▶ [PROBLEM DESCRIPTION]: Once you have checked the records that follow, state how many of their lines hold "icon", giving the number only.

GIVEN RECORDS Start Marker

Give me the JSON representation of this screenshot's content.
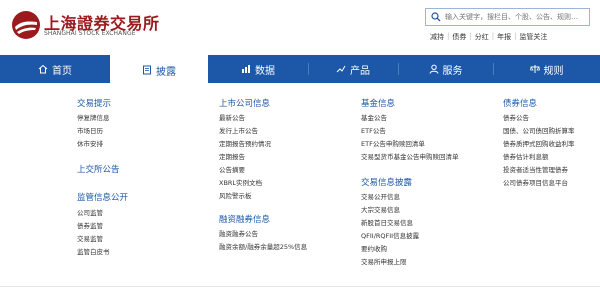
{
  "header": {
    "logo_cn": "上海證券交易所",
    "logo_en": "SHANGHAI STOCK EXCHANGE",
    "search_placeholder": "输入关键字，搜栏目、个股、公告、规则…",
    "quick_links": [
      "减持",
      "债券",
      "分红",
      "年报",
      "监管关注"
    ]
  },
  "nav": {
    "items": [
      {
        "label": "首页",
        "icon": "home-icon"
      },
      {
        "label": "披露",
        "icon": "document-icon",
        "active": true
      },
      {
        "label": "数据",
        "icon": "data-icon"
      },
      {
        "label": "产品",
        "icon": "chart-icon"
      },
      {
        "label": "服务",
        "icon": "user-icon"
      },
      {
        "label": "规则",
        "icon": "rule-icon"
      }
    ]
  },
  "dropdown": {
    "col1": {
      "title1": "交易提示",
      "links1": [
        "停复牌信息",
        "市场日历",
        "休市安排"
      ],
      "title2": "上交所公告",
      "title3": "监管信息公开",
      "links3": [
        "公司监管",
        "债券监管",
        "交易监管",
        "监管白皮书"
      ]
    },
    "col2": {
      "title1": "上市公司信息",
      "links1": [
        "最新公告",
        "发行上市公告",
        "定期报告预约情况",
        "定期报告",
        "公告摘要",
        "XBRL实例文档",
        "风险警示板"
      ],
      "title2": "融资融券信息",
      "links2": [
        "融资融券公告",
        "融资余额/融券余量超25%信息"
      ]
    },
    "col3": {
      "title1": "基金信息",
      "links1": [
        "基金公告",
        "ETF公告",
        "ETF公告申购赎回清单",
        "交易型货币基金公告申购赎回清单"
      ],
      "title2": "交易信息披露",
      "links2": [
        "交易公开信息",
        "大宗交易信息",
        "新股首日交易信息",
        "QFII/RQFII信息披露",
        "要约收购",
        "交易所申报上限"
      ]
    },
    "col4": {
      "title1": "债券信息",
      "links1": [
        "债券公告",
        "国债、公司债回购折算率",
        "债券质押式回购收益利率",
        "债券估计利息额",
        "投资者适当性管理债券",
        "公司债券项目信息平台"
      ]
    }
  },
  "colors": {
    "brand_red": "#9a1a1d",
    "nav_blue": "#1c57a8"
  }
}
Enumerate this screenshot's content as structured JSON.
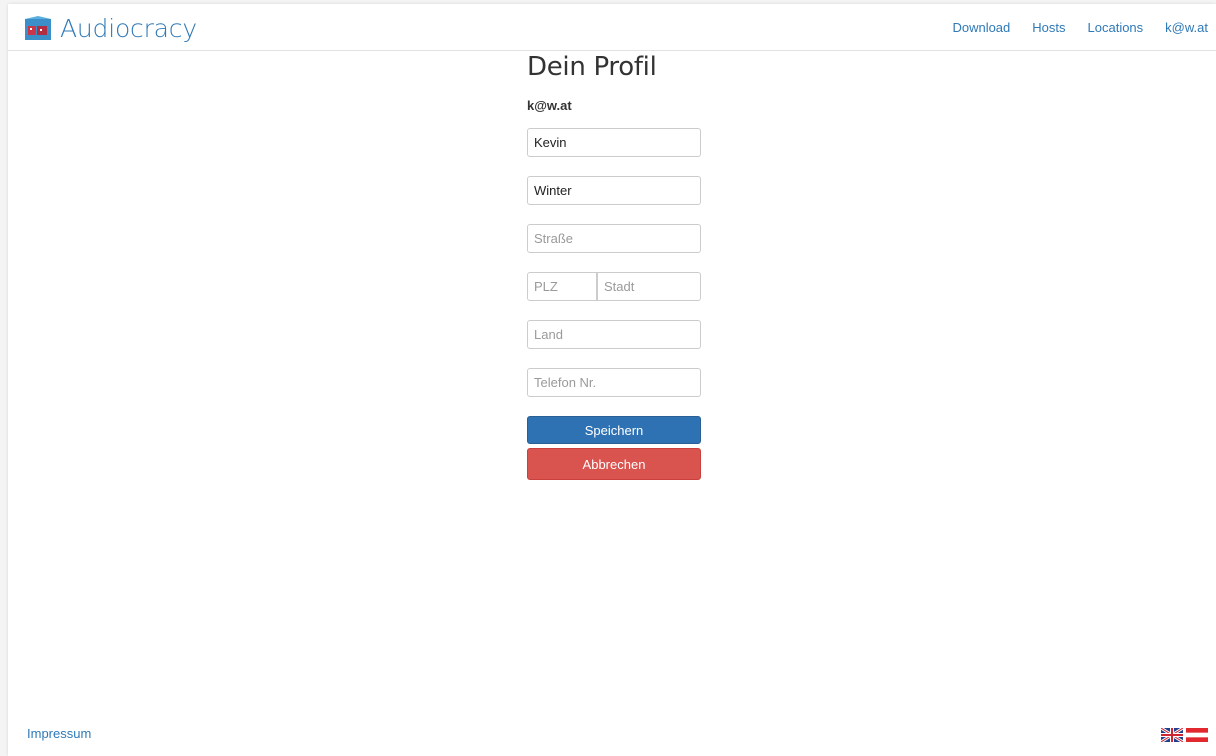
{
  "brand": {
    "name": "Audiocracy",
    "color": "#2f79b7"
  },
  "nav": {
    "items": [
      {
        "label": "Download"
      },
      {
        "label": "Hosts"
      },
      {
        "label": "Locations"
      },
      {
        "label": "k@w.at"
      }
    ]
  },
  "profile": {
    "title": "Dein Profil",
    "email": "k@w.at",
    "fields": {
      "first_name": {
        "value": "Kevin",
        "placeholder": ""
      },
      "last_name": {
        "value": "Winter",
        "placeholder": ""
      },
      "street": {
        "value": "",
        "placeholder": "Straße"
      },
      "zip": {
        "value": "",
        "placeholder": "PLZ"
      },
      "city": {
        "value": "",
        "placeholder": "Stadt"
      },
      "country": {
        "value": "",
        "placeholder": "Land"
      },
      "phone": {
        "value": "",
        "placeholder": "Telefon Nr."
      }
    },
    "save_label": "Speichern",
    "cancel_label": "Abbrechen",
    "colors": {
      "save": "#2f72b3",
      "cancel": "#d9534f"
    }
  },
  "footer": {
    "impressum_label": "Impressum",
    "flags": [
      "uk-flag-icon",
      "austria-flag-icon"
    ]
  }
}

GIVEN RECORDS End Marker

▶ [WRITTEN RESPONSE]: 8